Bermejo writes the book's teen characters refreshingly without angst and largely without slang, presenting them as people, not caricatures. Without the crutch of superpowers, Bermejo distinguishes the characters by their personalities, and the Robins come off exceptionally realistic -- the tech whiz who gains his prowess from being a mechanic, not from some vague convenient brilliance, for instance, and the "jock" who, Bermejo presents with smart nuance, joins the Robins because he values being part of a team. There's even a distinct lack of sexual tension among the Robins; even as they're all so-called "troubled" teens, in their Robin personas they're all business, and again Bermejo's group is refreshingly readable especially in comparison to the DC You Teen Titans.

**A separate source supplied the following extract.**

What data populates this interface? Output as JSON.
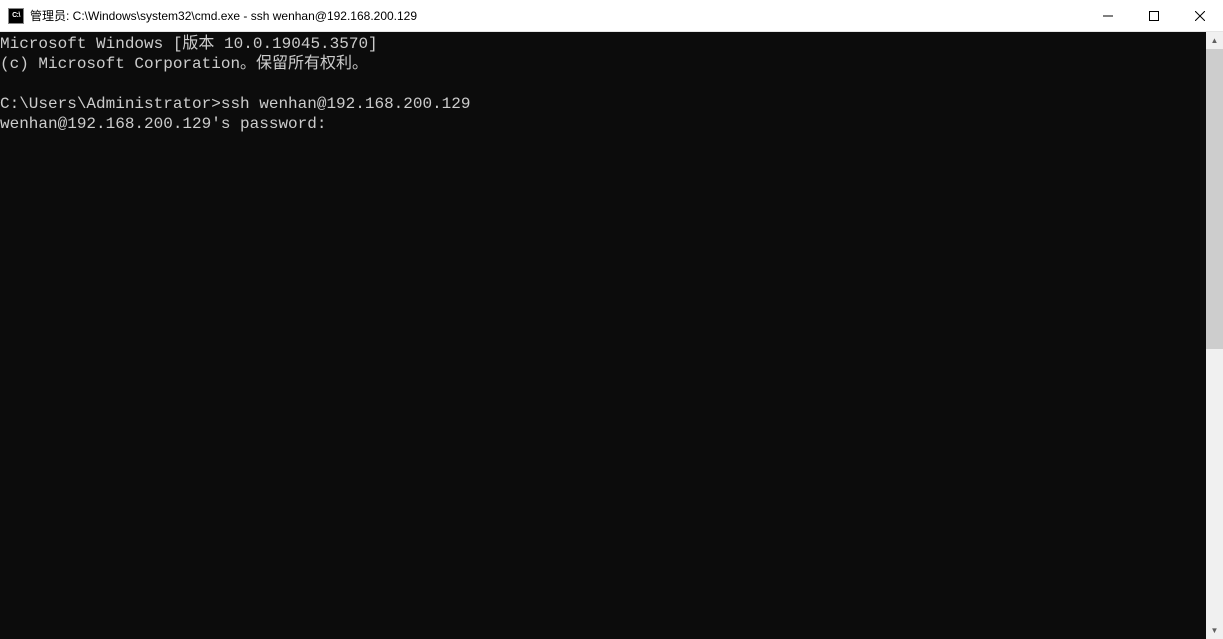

As mentioned, it takes a couple issues before Bermejo fully reveals the core Robin team, the characters names, and so on, and the book -- without spoon-feeding information to the reader -- takes a little while to get in to. Bermejo's third issue, however, is a harrowing chapter devoted entirely to the Robins trying to disarm two bombs, and what makes it so gripping is there's no standard superhero aplomb here, but rather true-to-life fear and panic. One of the Robins dies, and Bermejo shows the others' mourning in the fourth issue, self-contained and with stripped-down, pop-inspired art by James Harvey; it is a tour de force, setting Lord of the Flies against Gotham rooftop shenanigans, and with an appearance by the Burnside Batgirl to boot. It's this issue specifically that distinguishes We Are Robin as something else, and the final issues that explore the Robins' families (and pit them against a Court of Owls Talon) uphold that level of quality.
It's in those final issues that Bermejo begins to reveal the Robins outside the core group, and in this, We Are Robin favorably begins to remind of China Mieville's Dial H. Had Bermejo's We Are Robin continued, there's perhaps an infinite number of stories that could have been told, setting aside the core group for countless number of Robins that might operate in Gotham capable of supporting their own short stories or storylines. In presenting these various Robins, how they cooperate or feud with the police, and increasingly how public opinion sways for and against them, Bermejo offers what feels like an accurate take on a superhero "movement," and without some of the on-the-nose soapboxing of books like The Movement. That realism extends to ideas like the "Cape Cast" here, an unruly internet show that tries to capture video of the caped crusaders.
As a gross generalization, for every ongoing mainstream series that wilted in the DC You era (Flash and in large part Green Arrow, I'm thinking, but of course this doesn't hold up for Batman itself), a new series like Omega Men or this We Are Robin Vol. 1: The Vigilante Business towered above. It doesn't much look like any of the We Are Robin team is doing DC work much past Rebirth, but I'm interested to see that James Harvey worked on the Young Animal Doom Patrol cover; maybe the spirit of books like We Are Robin continues over into Young Animal. I liked We Are Robin and I'm sorry the next book is the last, and this volume is worth checking out.
[Includes original and variant covers, profile page, character designs, page layouts and sketches]